- **PROBLEM DETAILS**: An identical copy of every entry below is the required output.

(DATA FOR THIS TASK)

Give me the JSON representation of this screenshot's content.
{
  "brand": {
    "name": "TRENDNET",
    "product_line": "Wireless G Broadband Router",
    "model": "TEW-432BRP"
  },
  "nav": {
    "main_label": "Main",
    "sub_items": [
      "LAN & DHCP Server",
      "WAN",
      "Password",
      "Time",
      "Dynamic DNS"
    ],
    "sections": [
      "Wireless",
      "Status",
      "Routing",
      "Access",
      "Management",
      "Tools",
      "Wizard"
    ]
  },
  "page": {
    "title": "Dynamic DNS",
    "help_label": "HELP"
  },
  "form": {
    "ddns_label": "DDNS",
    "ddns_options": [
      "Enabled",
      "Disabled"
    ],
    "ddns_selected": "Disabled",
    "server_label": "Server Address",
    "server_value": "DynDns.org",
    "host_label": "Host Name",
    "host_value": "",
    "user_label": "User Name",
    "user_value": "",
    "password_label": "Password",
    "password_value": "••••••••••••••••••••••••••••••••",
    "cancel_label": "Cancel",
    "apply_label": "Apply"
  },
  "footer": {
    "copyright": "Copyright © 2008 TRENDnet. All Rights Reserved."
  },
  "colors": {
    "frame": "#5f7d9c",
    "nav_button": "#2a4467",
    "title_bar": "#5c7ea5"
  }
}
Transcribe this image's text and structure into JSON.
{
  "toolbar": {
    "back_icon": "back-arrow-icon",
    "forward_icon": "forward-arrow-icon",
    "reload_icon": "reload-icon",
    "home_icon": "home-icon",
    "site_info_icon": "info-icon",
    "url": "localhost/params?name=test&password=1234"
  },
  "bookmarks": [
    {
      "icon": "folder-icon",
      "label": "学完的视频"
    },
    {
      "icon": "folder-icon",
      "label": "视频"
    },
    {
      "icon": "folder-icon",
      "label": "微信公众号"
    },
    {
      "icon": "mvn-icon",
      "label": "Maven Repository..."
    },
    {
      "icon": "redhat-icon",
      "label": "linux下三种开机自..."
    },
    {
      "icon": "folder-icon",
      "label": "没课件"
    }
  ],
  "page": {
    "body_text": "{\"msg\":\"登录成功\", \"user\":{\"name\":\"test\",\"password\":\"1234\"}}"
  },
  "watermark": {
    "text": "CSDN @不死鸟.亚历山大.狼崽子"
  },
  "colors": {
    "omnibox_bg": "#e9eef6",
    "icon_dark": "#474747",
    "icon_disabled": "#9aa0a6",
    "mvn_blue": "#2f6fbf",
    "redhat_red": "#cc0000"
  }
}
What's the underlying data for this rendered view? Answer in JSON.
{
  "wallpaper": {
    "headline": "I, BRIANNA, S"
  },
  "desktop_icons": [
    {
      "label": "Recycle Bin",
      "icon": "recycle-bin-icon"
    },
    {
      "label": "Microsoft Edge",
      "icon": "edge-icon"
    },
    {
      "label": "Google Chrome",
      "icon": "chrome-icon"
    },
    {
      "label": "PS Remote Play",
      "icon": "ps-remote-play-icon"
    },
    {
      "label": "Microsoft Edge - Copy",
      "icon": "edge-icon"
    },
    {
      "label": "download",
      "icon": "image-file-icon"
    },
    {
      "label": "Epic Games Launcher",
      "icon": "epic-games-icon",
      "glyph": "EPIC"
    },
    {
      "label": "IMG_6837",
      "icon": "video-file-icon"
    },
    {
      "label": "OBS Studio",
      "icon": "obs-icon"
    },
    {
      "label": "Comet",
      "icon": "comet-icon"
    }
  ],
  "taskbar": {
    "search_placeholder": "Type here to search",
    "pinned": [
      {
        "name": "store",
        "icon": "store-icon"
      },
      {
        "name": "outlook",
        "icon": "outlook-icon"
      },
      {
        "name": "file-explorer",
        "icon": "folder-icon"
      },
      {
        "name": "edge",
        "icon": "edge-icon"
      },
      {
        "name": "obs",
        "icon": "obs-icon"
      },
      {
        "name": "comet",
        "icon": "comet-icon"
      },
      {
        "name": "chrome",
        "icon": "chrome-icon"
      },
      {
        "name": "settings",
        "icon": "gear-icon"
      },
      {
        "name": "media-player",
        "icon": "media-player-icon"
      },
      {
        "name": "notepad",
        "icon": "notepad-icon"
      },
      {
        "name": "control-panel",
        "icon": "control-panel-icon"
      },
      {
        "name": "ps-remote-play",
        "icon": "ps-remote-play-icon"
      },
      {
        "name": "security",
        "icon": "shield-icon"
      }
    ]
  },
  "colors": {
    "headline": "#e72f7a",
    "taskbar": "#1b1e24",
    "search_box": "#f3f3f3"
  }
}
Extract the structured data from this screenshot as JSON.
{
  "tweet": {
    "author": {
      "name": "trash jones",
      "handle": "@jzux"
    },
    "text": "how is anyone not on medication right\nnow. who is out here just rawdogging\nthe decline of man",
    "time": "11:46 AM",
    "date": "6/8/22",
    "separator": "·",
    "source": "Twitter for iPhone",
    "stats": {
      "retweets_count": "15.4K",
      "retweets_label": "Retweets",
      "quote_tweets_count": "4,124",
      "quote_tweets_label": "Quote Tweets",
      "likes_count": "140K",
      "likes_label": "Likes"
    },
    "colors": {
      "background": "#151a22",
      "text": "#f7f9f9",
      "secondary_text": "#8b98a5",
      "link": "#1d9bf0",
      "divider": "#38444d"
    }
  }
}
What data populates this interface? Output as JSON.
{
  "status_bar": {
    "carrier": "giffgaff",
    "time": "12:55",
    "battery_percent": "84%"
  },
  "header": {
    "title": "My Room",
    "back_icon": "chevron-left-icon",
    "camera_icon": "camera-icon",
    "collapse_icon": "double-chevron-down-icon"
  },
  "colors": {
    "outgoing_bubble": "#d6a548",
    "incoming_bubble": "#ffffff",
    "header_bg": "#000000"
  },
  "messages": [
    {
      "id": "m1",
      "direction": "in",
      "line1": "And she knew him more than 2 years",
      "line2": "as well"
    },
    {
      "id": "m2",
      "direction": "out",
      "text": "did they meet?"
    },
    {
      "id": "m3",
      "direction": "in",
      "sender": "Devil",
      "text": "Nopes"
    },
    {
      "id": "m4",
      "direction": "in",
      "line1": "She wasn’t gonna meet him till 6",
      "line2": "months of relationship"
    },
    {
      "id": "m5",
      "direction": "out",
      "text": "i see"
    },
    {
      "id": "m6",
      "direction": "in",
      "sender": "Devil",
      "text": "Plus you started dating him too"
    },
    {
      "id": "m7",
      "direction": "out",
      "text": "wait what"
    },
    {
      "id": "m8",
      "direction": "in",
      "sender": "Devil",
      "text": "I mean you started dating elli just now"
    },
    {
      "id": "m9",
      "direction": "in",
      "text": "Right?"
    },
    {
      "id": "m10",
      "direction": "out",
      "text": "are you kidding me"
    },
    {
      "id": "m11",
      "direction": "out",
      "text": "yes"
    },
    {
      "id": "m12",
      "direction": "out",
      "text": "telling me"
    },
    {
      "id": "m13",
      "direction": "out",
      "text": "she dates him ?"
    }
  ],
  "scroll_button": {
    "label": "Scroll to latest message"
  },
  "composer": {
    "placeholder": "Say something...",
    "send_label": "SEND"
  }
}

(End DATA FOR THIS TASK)

- **WRITTEN RESPONSE**:
Give me the JSON representation of this screenshot's content.
{
  "brand": {
    "name": "TRENDNET",
    "product_line": "Wireless G Broadband Router",
    "model": "TEW-432BRP"
  },
  "nav": {
    "main_label": "Main",
    "sub_items": [
      "LAN & DHCP Server",
      "WAN",
      "Password",
      "Time",
      "Dynamic DNS"
    ],
    "sections": [
      "Wireless",
      "Status",
      "Routing",
      "Access",
      "Management",
      "Tools",
      "Wizard"
    ]
  },
  "page": {
    "title": "Dynamic DNS",
    "help_label": "HELP"
  },
  "form": {
    "ddns_label": "DDNS",
    "ddns_options": [
      "Enabled",
      "Disabled"
    ],
    "ddns_selected": "Disabled",
    "server_label": "Server Address",
    "server_value": "DynDns.org",
    "host_label": "Host Name",
    "host_value": "",
    "user_label": "User Name",
    "user_value": "",
    "password_label": "Password",
    "password_value": "••••••••••••••••••••••••••••••••",
    "cancel_label": "Cancel",
    "apply_label": "Apply"
  },
  "footer": {
    "copyright": "Copyright © 2008 TRENDnet. All Rights Reserved."
  },
  "colors": {
    "frame": "#5f7d9c",
    "nav_button": "#2a4467",
    "title_bar": "#5c7ea5"
  }
}
Transcribe this image's text and structure into JSON.
{
  "toolbar": {
    "back_icon": "back-arrow-icon",
    "forward_icon": "forward-arrow-icon",
    "reload_icon": "reload-icon",
    "home_icon": "home-icon",
    "site_info_icon": "info-icon",
    "url": "localhost/params?name=test&password=1234"
  },
  "bookmarks": [
    {
      "icon": "folder-icon",
      "label": "学完的视频"
    },
    {
      "icon": "folder-icon",
      "label": "视频"
    },
    {
      "icon": "folder-icon",
      "label": "微信公众号"
    },
    {
      "icon": "mvn-icon",
      "label": "Maven Repository..."
    },
    {
      "icon": "redhat-icon",
      "label": "linux下三种开机自..."
    },
    {
      "icon": "folder-icon",
      "label": "没课件"
    }
  ],
  "page": {
    "body_text": "{\"msg\":\"登录成功\", \"user\":{\"name\":\"test\",\"password\":\"1234\"}}"
  },
  "watermark": {
    "text": "CSDN @不死鸟.亚历山大.狼崽子"
  },
  "colors": {
    "omnibox_bg": "#e9eef6",
    "icon_dark": "#474747",
    "icon_disabled": "#9aa0a6",
    "mvn_blue": "#2f6fbf",
    "redhat_red": "#cc0000"
  }
}
What's the underlying data for this rendered view? Answer in JSON.
{
  "wallpaper": {
    "headline": "I, BRIANNA, S"
  },
  "desktop_icons": [
    {
      "label": "Recycle Bin",
      "icon": "recycle-bin-icon"
    },
    {
      "label": "Microsoft Edge",
      "icon": "edge-icon"
    },
    {
      "label": "Google Chrome",
      "icon": "chrome-icon"
    },
    {
      "label": "PS Remote Play",
      "icon": "ps-remote-play-icon"
    },
    {
      "label": "Microsoft Edge - Copy",
      "icon": "edge-icon"
    },
    {
      "label": "download",
      "icon": "image-file-icon"
    },
    {
      "label": "Epic Games Launcher",
      "icon": "epic-games-icon",
      "glyph": "EPIC"
    },
    {
      "label": "IMG_6837",
      "icon": "video-file-icon"
    },
    {
      "label": "OBS Studio",
      "icon": "obs-icon"
    },
    {
      "label": "Comet",
      "icon": "comet-icon"
    }
  ],
  "taskbar": {
    "search_placeholder": "Type here to search",
    "pinned": [
      {
        "name": "store",
        "icon": "store-icon"
      },
      {
        "name": "outlook",
        "icon": "outlook-icon"
      },
      {
        "name": "file-explorer",
        "icon": "folder-icon"
      },
      {
        "name": "edge",
        "icon": "edge-icon"
      },
      {
        "name": "obs",
        "icon": "obs-icon"
      },
      {
        "name": "comet",
        "icon": "comet-icon"
      },
      {
        "name": "chrome",
        "icon": "chrome-icon"
      },
      {
        "name": "settings",
        "icon": "gear-icon"
      },
      {
        "name": "media-player",
        "icon": "media-player-icon"
      },
      {
        "name": "notepad",
        "icon": "notepad-icon"
      },
      {
        "name": "control-panel",
        "icon": "control-panel-icon"
      },
      {
        "name": "ps-remote-play",
        "icon": "ps-remote-play-icon"
      },
      {
        "name": "security",
        "icon": "shield-icon"
      }
    ]
  },
  "colors": {
    "headline": "#e72f7a",
    "taskbar": "#1b1e24",
    "search_box": "#f3f3f3"
  }
}
Extract the structured data from this screenshot as JSON.
{
  "tweet": {
    "author": {
      "name": "trash jones",
      "handle": "@jzux"
    },
    "text": "how is anyone not on medication right\nnow. who is out here just rawdogging\nthe decline of man",
    "time": "11:46 AM",
    "date": "6/8/22",
    "separator": "·",
    "source": "Twitter for iPhone",
    "stats": {
      "retweets_count": "15.4K",
      "retweets_label": "Retweets",
      "quote_tweets_count": "4,124",
      "quote_tweets_label": "Quote Tweets",
      "likes_count": "140K",
      "likes_label": "Likes"
    },
    "colors": {
      "background": "#151a22",
      "text": "#f7f9f9",
      "secondary_text": "#8b98a5",
      "link": "#1d9bf0",
      "divider": "#38444d"
    }
  }
}
What data populates this interface? Output as JSON.
{
  "status_bar": {
    "carrier": "giffgaff",
    "time": "12:55",
    "battery_percent": "84%"
  },
  "header": {
    "title": "My Room",
    "back_icon": "chevron-left-icon",
    "camera_icon": "camera-icon",
    "collapse_icon": "double-chevron-down-icon"
  },
  "colors": {
    "outgoing_bubble": "#d6a548",
    "incoming_bubble": "#ffffff",
    "header_bg": "#000000"
  },
  "messages": [
    {
      "id": "m1",
      "direction": "in",
      "line1": "And she knew him more than 2 years",
      "line2": "as well"
    },
    {
      "id": "m2",
      "direction": "out",
      "text": "did they meet?"
    },
    {
      "id": "m3",
      "direction": "in",
      "sender": "Devil",
      "text": "Nopes"
    },
    {
      "id": "m4",
      "direction": "in",
      "line1": "She wasn’t gonna meet him till 6",
      "line2": "months of relationship"
    },
    {
      "id": "m5",
      "direction": "out",
      "text": "i see"
    },
    {
      "id": "m6",
      "direction": "in",
      "sender": "Devil",
      "text": "Plus you started dating him too"
    },
    {
      "id": "m7",
      "direction": "out",
      "text": "wait what"
    },
    {
      "id": "m8",
      "direction": "in",
      "sender": "Devil",
      "text": "I mean you started dating elli just now"
    },
    {
      "id": "m9",
      "direction": "in",
      "text": "Right?"
    },
    {
      "id": "m10",
      "direction": "out",
      "text": "are you kidding me"
    },
    {
      "id": "m11",
      "direction": "out",
      "text": "yes"
    },
    {
      "id": "m12",
      "direction": "out",
      "text": "telling me"
    },
    {
      "id": "m13",
      "direction": "out",
      "text": "she dates him ?"
    }
  ],
  "scroll_button": {
    "label": "Scroll to latest message"
  },
  "composer": {
    "placeholder": "Say something...",
    "send_label": "SEND"
  }
}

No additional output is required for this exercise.